The internal combustion engine, now more than 200 years old, will be with us for a long time to come yet.
Powering more than 1 billion vehicles on the planet and almost 100 million new ones each year, it is the default way to move vehicles along the world's roads.
With its carbon emissions now conclusively implicated in climate change, electric cars may seem like a panacea—but they will take many decades to become even half of the planet's vehicle fleet.
With that in mind, small Japanese carmaker Mazda has put a huge amount of research into improving the thermal efficiency of the standard combustion engine to lessen its ill effects on the environment.
The average gasoline engine wastes 70 to 75 percent of the fuel's energy content in heat and noise. Suppose that could be improved on, without expensive add-on ancillaries or hybrid systems with battery packs?
Two weeks ago, we drove running prototypes of the company's latest evolution of its SkyActiv engines, which will be the first mass-produced engines to operate on the principle of homogenous charge compression ignition, or HCCI.
What Mazda calls its SkyActiv-X series represents the next evolution from the SkyActiv-G gasoline engines it launched in 2012.
With the highest compression ratio of any gasoline engine in production—14 to 1—those 2012 powerplants burned a leaner air-fuel mixture and consumed roughly 20 percent less fuel than engines of similar output from other makers.
Now, the 2.0-liter SkyActiv-X inline-4 offers another 20-percent improvement, meaning real-world gas mileage of almost 40 mpg in a prototype 2020 Mazda 3 compact hatchback during a mixed drive cycle that included some short 100-mph blasts on the German autobahn.
That new engine will arrive for 2020, and it represents another leap in improvement. Mazda's achievement in putting an HCCI engine into production means it will have reached what engine designers for decades have considered a Holy Grail of efficiency.
The idea is to create an engine in which an exceptionally lean air-fuel mixture spontaneously combusts under compression alone.
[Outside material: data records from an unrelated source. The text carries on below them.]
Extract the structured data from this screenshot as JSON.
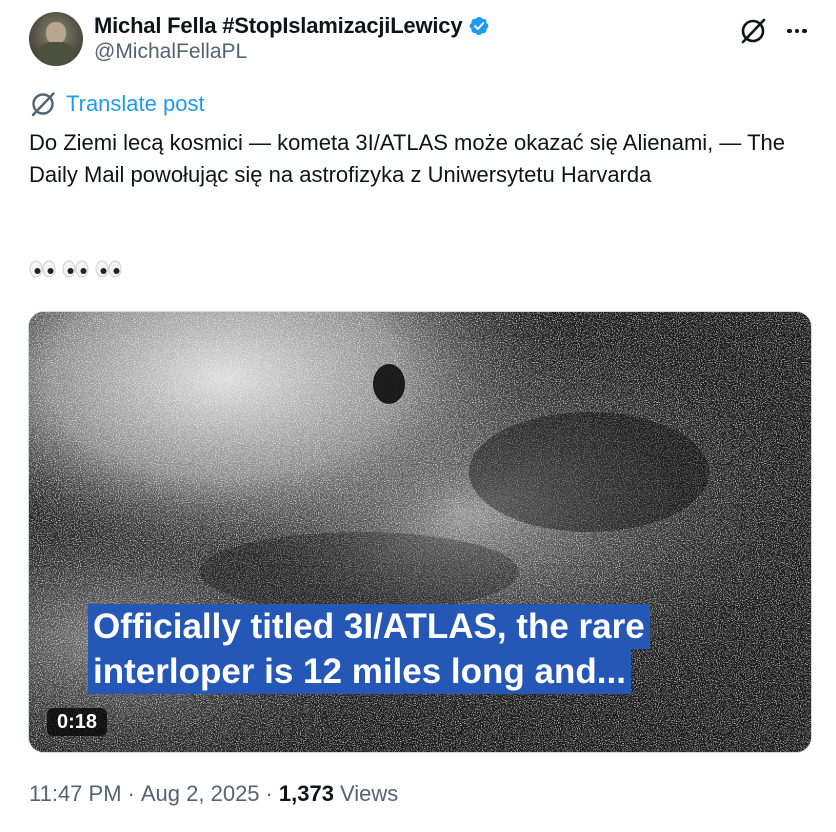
{
  "post": {
    "author": {
      "display_name": "Michal Fella #StopIslamizacjiLewicy",
      "handle": "@MichalFellaPL",
      "verified": true,
      "verified_color": "#1d9bf0"
    },
    "header_icons": [
      "grok-icon",
      "more-icon"
    ],
    "translate_label": "Translate post",
    "text": "Do Ziemi lecą kosmici — kometa 3I/ATLAS może okazać się Alienami, — The Daily Mail powołując się na astrofizyka z Uniwersytetu Harvarda",
    "emoji_line": "👀👀👀",
    "media": {
      "type": "video",
      "caption_lines": [
        "Officially titled 3I/ATLAS, the rare",
        "interloper is 12 miles long and..."
      ],
      "duration": "0:18",
      "caption_bg_color": "#2557b7"
    },
    "meta": {
      "time": "11:47 PM",
      "date": "Aug 2, 2025",
      "separator": "·",
      "views_count": "1,373",
      "views_label": "Views"
    }
  },
  "colors": {
    "link": "#1d9bf0",
    "secondary_text": "#536471",
    "primary_text": "#0f1419"
  }
}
That’s how a diesel engine works, but the SkyActiv-X engine burns gasoline and its compression ratio of 15 or 16 to 1 is lower than that of many diesels.
While HCCI requires less fuel for the same specific output, any such engine must also be capable of operating with much richer air-fuel mixtures, ignited by a spark plug, to develop maximum power—which requires a lower compression ratio.
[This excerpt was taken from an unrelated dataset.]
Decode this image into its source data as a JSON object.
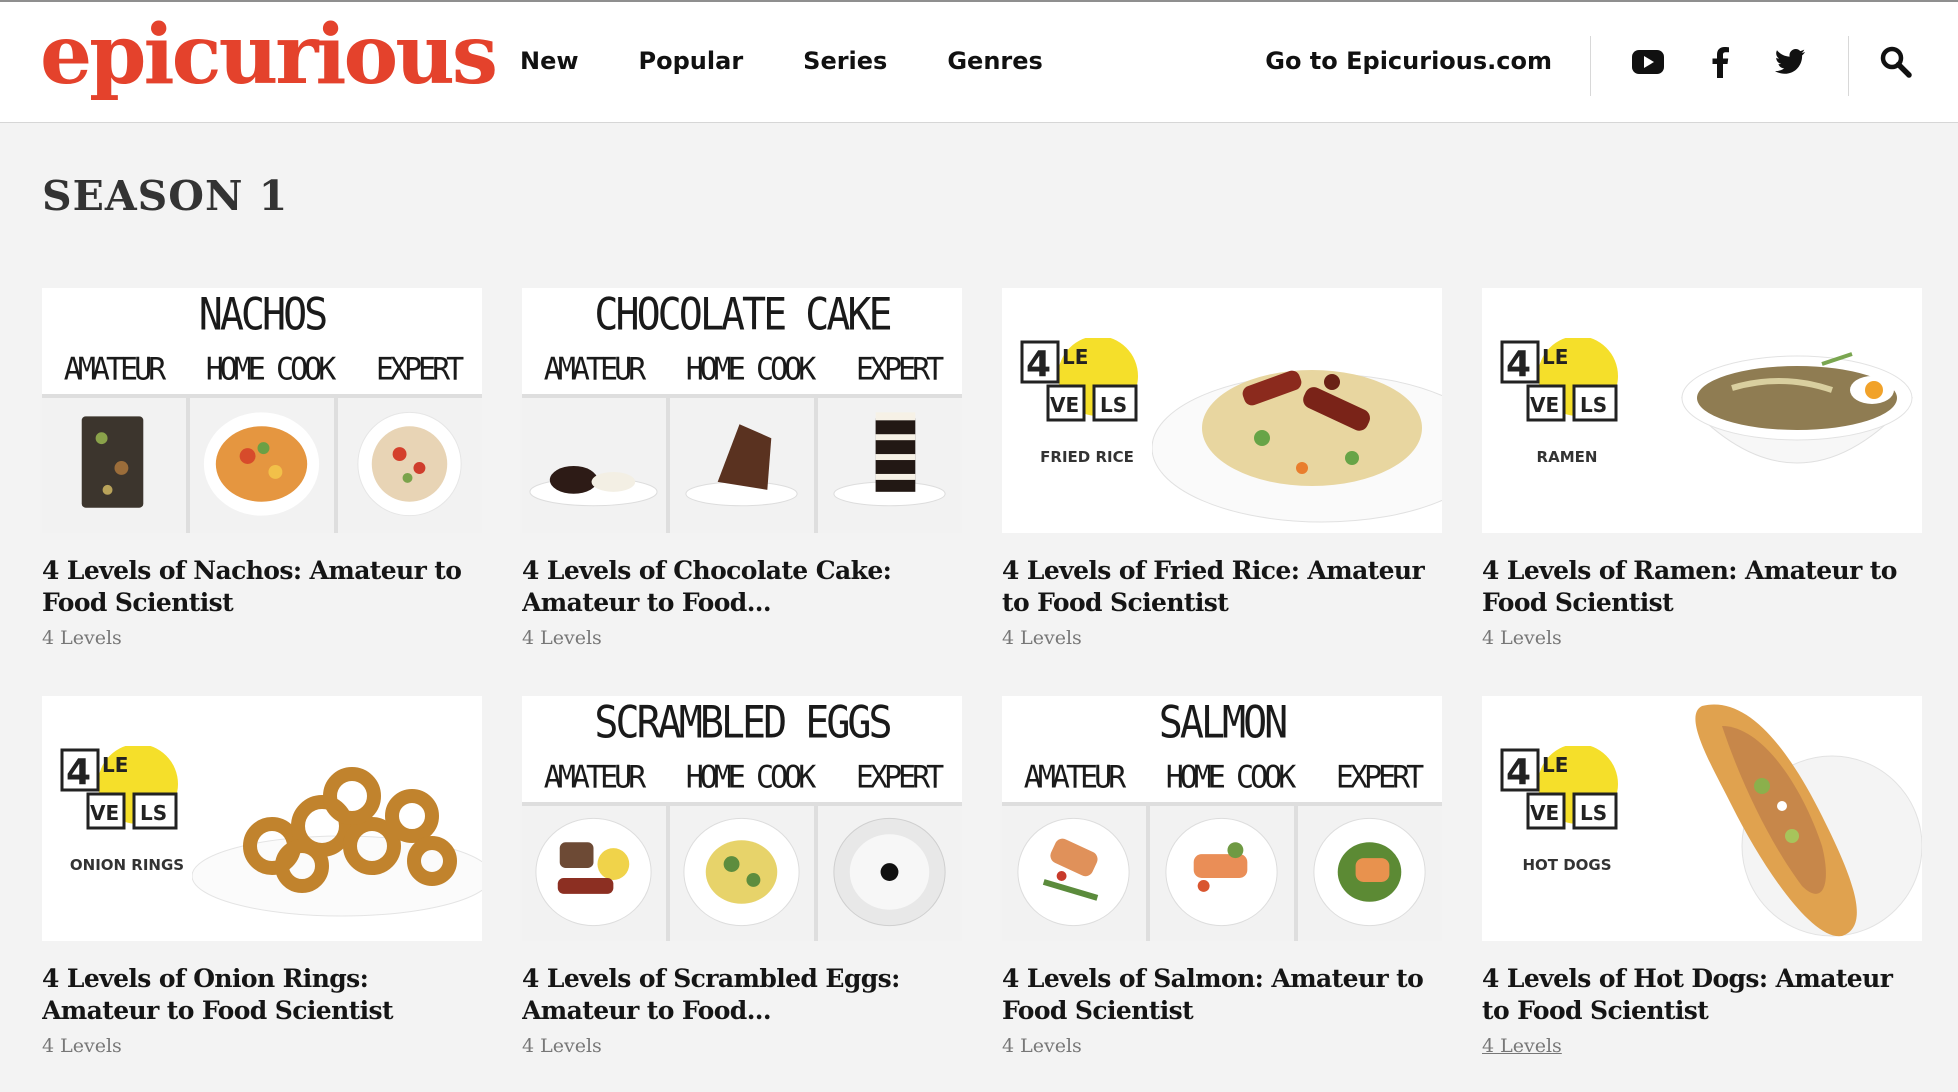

Mazda SkyActiv-X engine: additional compression from sparked fuel-air mixture ignites lean air-fuelEnlarge Photo
Mazda SkyActiv-X engine: spark-controlled compression ignition (SPCCI)Enlarge Photo
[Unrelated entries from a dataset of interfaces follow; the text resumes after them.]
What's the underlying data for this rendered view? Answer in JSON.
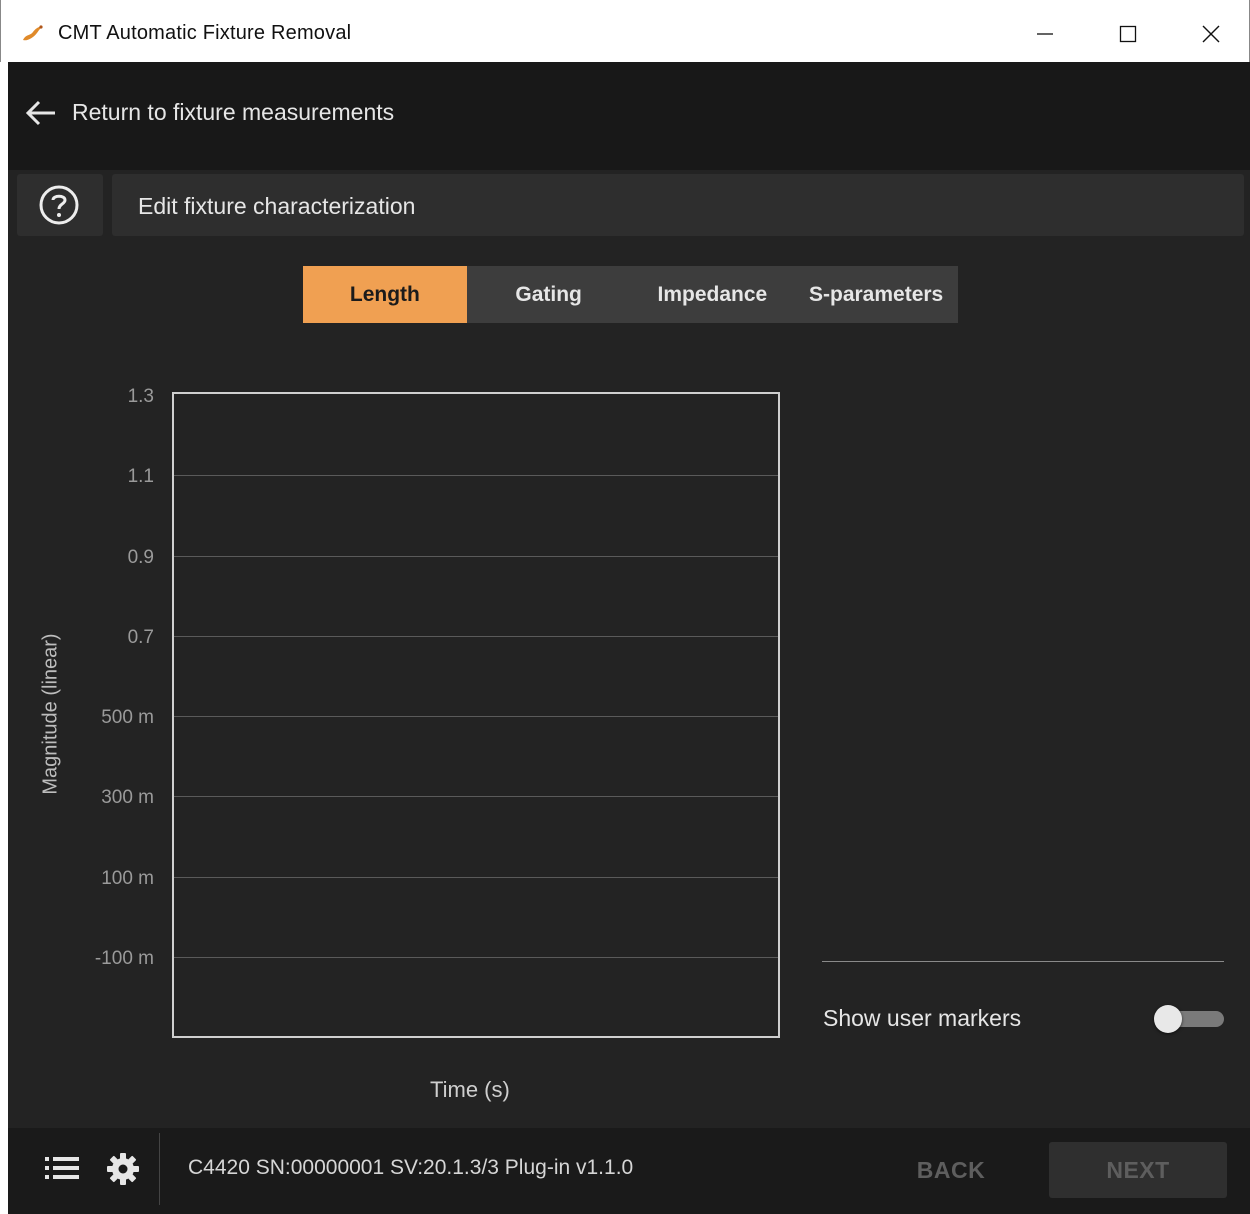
{
  "window": {
    "title": "CMT Automatic Fixture Removal",
    "icon": "dragon-app-icon",
    "controls": [
      "minimize-icon",
      "maximize-icon",
      "close-icon"
    ]
  },
  "topbar": {
    "back_label": "Return to fixture measurements"
  },
  "header": {
    "title": "Edit fixture characterization"
  },
  "tabs": [
    {
      "label": "Length",
      "active": true
    },
    {
      "label": "Gating",
      "active": false
    },
    {
      "label": "Impedance",
      "active": false
    },
    {
      "label": "S-parameters",
      "active": false
    }
  ],
  "chart_data": {
    "type": "line",
    "series": [],
    "xlabel": "Time (s)",
    "ylabel": "Magnitude (linear)",
    "ytick_labels": [
      "1.3",
      "1.1",
      "0.9",
      "0.7",
      "500 m",
      "300 m",
      "100 m",
      "-100 m"
    ],
    "ylim": [
      -0.1,
      1.3
    ],
    "grid": true
  },
  "side_panel": {
    "show_markers_label": "Show user markers",
    "show_markers_value": false
  },
  "footer": {
    "info": "C4420 SN:00000001 SV:20.1.3/3 Plug-in v1.1.0",
    "back_label": "BACK",
    "next_label": "NEXT"
  },
  "colors": {
    "accent": "#f0a052",
    "background": "#232323",
    "panel": "#2e2e2e"
  }
}
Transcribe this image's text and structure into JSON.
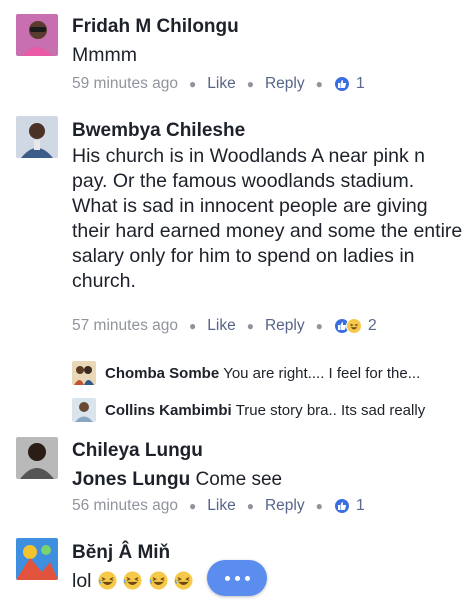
{
  "comments": [
    {
      "author": "Fridah M Chilongu",
      "text": "Mmmm",
      "time": "59 minutes ago",
      "like_label": "Like",
      "reply_label": "Reply",
      "reaction_count": "1"
    },
    {
      "author": "Bwembya Chileshe",
      "text": "His church is in Woodlands A near pink n pay. Or the famous woodlands stadium. What is sad in innocent people are giving their hard earned money and some the entire salary only for him to spend on ladies in church.",
      "time": "57 minutes ago",
      "like_label": "Like",
      "reply_label": "Reply",
      "reaction_count": "2",
      "replies": [
        {
          "author": "Chomba Sombe",
          "text": "You are right.... I feel for the..."
        },
        {
          "author": "Collins Kambimbi",
          "text": "True story bra.. Its sad really"
        }
      ]
    },
    {
      "author": "Chileya Lungu",
      "tagged": "Jones Lungu",
      "text": "Come see",
      "time": "56 minutes ago",
      "like_label": "Like",
      "reply_label": "Reply",
      "reaction_count": "1"
    },
    {
      "author": "Bĕnj Â Miň",
      "text": "lol"
    }
  ],
  "icons": {
    "like": "like-icon",
    "haha": "haha-icon",
    "more": "more-options-icon"
  },
  "colors": {
    "like_blue": "#3b6fe0",
    "fab_blue": "#5b8def",
    "meta_gray": "#90949c"
  }
}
Mazda SkyActiv-X engine: using the spark plug as a control factorEnlarge Photo
Mazda 2.0-liter SkyActiv-X engine with spark-controlled compression ignition (SPCCI)Enlarge Photo
Previous attempts at HCCI engines from Daimler, General Motors, Nissan, and other makers varied the compression ratio within the combustion chamber mechanically.
From hinged connecting rods to crankshafts whose throws could be varied, rather like valve timing, they were fiendishly complex and added numerous additional parts within already complex internal combustion engines.
Mazda has taken a different path: the compression ratio applied to the lean air-fuel mixture is increased inside the combustion chamber by combusting a very small amount of rich air-fuel mixture close to the spark plug during the piston’s compression stroke.
That spreads a pressure wave that further compresses the lean air-fuel mixture, which then ignites on its own, not as a result of being sparked.
Mazda has dubbed the technology Spark-Controlled Compression Ignition, abbreviated as SPCCI.
Its simplicity is indicated by the use of a slightly strengthened conventional SkyActiv-G block, with three alterations to ancillary components that make the lean combustion possible.